Buddha Wild Monk in a Hut by Anna Wilding
Buddhist monks aren’t usually described as wild(at least not in our urban dictionary), but director Anna Wilding’s intriguing feature documentary debut stirs up the meditation room a bit. Buddha Wild explores what really goes on behind the monastery doors, touching on hot-button issues like the roles of women, racism, and celibacy in a monk’s daily life. Buddha Wild is a refreshing synthesis of Eastern and Western politics and culture, without a nibble of Hollywood cheese.
“The religion of the future should transcend a personal God and avoid dogma and theology. Covering both natural and spiritual, it should be based on a religious sense arising from the experience of all things natural and spiritual as a meaningful unity. Buddhism answers this description… If ever there is any religion that would cope with modern scientific needs it would be Buddhism.” – Einstein.
Buddha Wild provides viewers with a well-judged glimpse into the monastery world of the Buddhist Monk and the real world of those who follow the precepts and principals of Buddhism. The documentary centers on the life of the Buddhist monks. They are a kind lot of warm hearted and enlightened men. Buddha Wild is a journey of discovery.
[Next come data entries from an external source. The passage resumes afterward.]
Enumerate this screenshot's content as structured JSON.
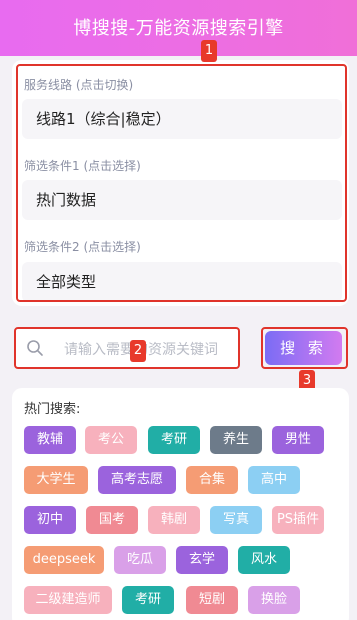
{
  "header": {
    "title": "博搜搜-万能资源搜索引擎"
  },
  "settings": {
    "server_label": "服务线路 (点击切换)",
    "server_value": "线路1（综合|稳定）",
    "filter1_label": "筛选条件1 (点击选择)",
    "filter1_value": "热门数据",
    "filter2_label": "筛选条件2 (点击选择)",
    "filter2_value": "全部类型"
  },
  "search": {
    "icon": "search-icon",
    "placeholder": "请输入需要的资源关键词",
    "button_label": "搜 索"
  },
  "annotations": {
    "badge1": "1",
    "badge2": "2",
    "badge3": "3"
  },
  "hot": {
    "title": "热门搜索:",
    "tags": [
      {
        "label": "教辅",
        "color": "#9b63dd"
      },
      {
        "label": "考公",
        "color": "#f7b1bd"
      },
      {
        "label": "考研",
        "color": "#21aea6"
      },
      {
        "label": "养生",
        "color": "#6d7b8a"
      },
      {
        "label": "男性",
        "color": "#9b63dd"
      },
      {
        "label": "大学生",
        "color": "#f59c74"
      },
      {
        "label": "高考志愿",
        "color": "#9b63dd"
      },
      {
        "label": "合集",
        "color": "#f59c74"
      },
      {
        "label": "高中",
        "color": "#8ccff3"
      },
      {
        "label": "初中",
        "color": "#9b63dd"
      },
      {
        "label": "国考",
        "color": "#f08a93"
      },
      {
        "label": "韩剧",
        "color": "#f7b1bd"
      },
      {
        "label": "写真",
        "color": "#8ccff3"
      },
      {
        "label": "PS插件",
        "color": "#f7b1bd"
      },
      {
        "label": "deepseek",
        "color": "#f59c74"
      },
      {
        "label": "吃瓜",
        "color": "#d9a0e8"
      },
      {
        "label": "玄学",
        "color": "#9b63dd"
      },
      {
        "label": "风水",
        "color": "#21aea6"
      },
      {
        "label": "二级建造师",
        "color": "#f7b1bd"
      },
      {
        "label": "考研",
        "color": "#21aea6"
      },
      {
        "label": "短剧",
        "color": "#f08a93"
      },
      {
        "label": "换脸",
        "color": "#d9a0e8"
      }
    ]
  }
}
The monks were clearly enamored by Ms. Wilding and their generosity of information from taboo subjects exhibits this fact. A well judged mix of seriousness and humor. “Anna Wilding was compelled to make this upbeat film to counteract racism she witnessed in a region”. (Excerpt from cultureunplugged.com)
I am aswirl, bird-soul and breeze, amid the cool high mountain trees of the myriad-meaninged knowledge of that thing, savior and destroyer, within. Never has an afternoon passed in such serenity, in life lived so fully, so freely of the maggots of that glob of gross crenulated meat that we call mind. To be here now, wordless, every breath a bringing forth, peering calm and adrift through the interstices of forever.
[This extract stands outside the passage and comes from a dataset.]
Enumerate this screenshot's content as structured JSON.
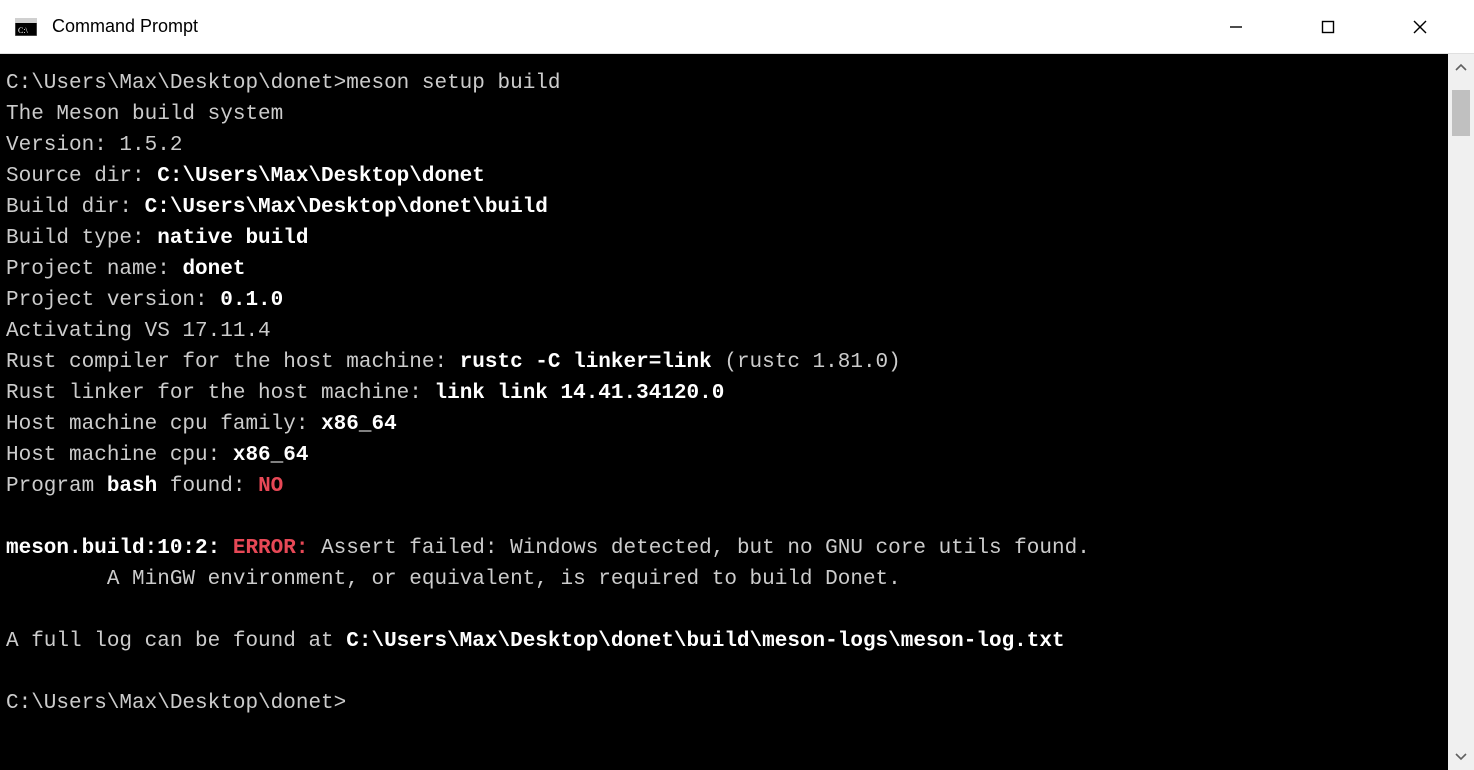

In 2000, Nick Tosches went in search of something that he was told didn’t exist anymore:The Opium Den (@ vanityfair.com).
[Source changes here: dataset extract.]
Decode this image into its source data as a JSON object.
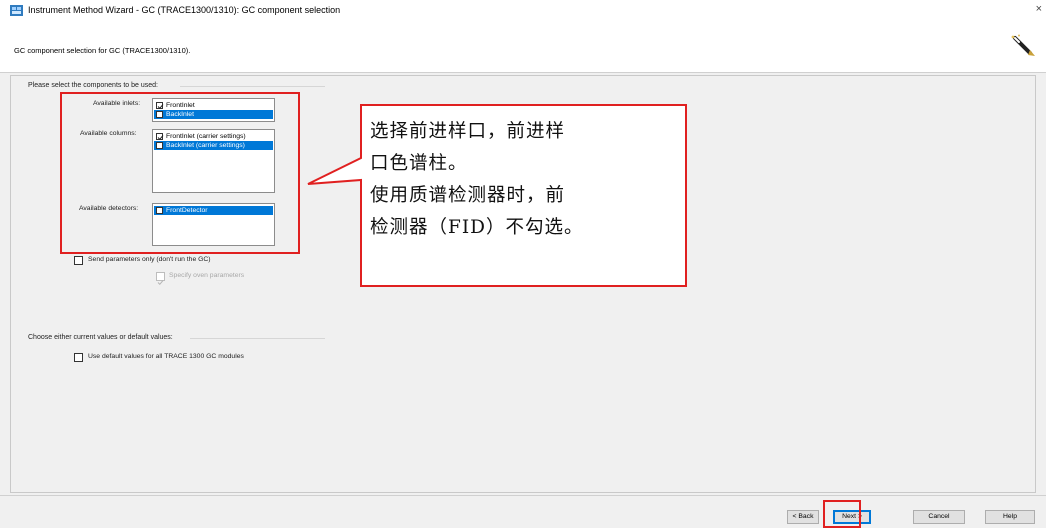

To add a religion or supernatural enthusiasm to your life is to diminish your life. What you gain in ceremony, ritual, fellow feeling, and the comforts of a metaphoric system you lose in integrity, freedom, and dignity. Against the epic metaphor of religion is the Buddha’s better epic metaphor that all Buddhas must be killed – that religion itself is the danger. Not only are you not to believe in gods, according to the Buddha, you are not to believe in systems that distance you from a personal reckoning with the facts of existence. Personal means personal: to chant with robed monks robs you of your inheritance just as surely as praying to a bearded god does.
The Atheist’s Way: Living Well Without Gods: Living Well Without Love
“A zen master’s life is one continuous mistake.”
The comming days I will attend a 3 day Zen Sesshin with Brad Warner in the Pagode Phat Hue Temple (Frankfurt). I have no idea what to expect, I will just go there and Sit down… Updates will follow later.
Update: just back from Sharm el Sheich. We had a great time, rebreather diving in the Red Sea. We did not make it to Dahab, but there for dived on the SS Thistlegorm Wreck. A great dive which is well worth the 4 hour long boath trip.
14 4 days to go; then I will be on a diving trip to Sharm and hopefully a daytrip to Dahab to get a glimpse of the famous Blue Hole. I am looking forward to 7 days doing nothing besides rebreather diving and spending a relaxing time on the boat. Perfect!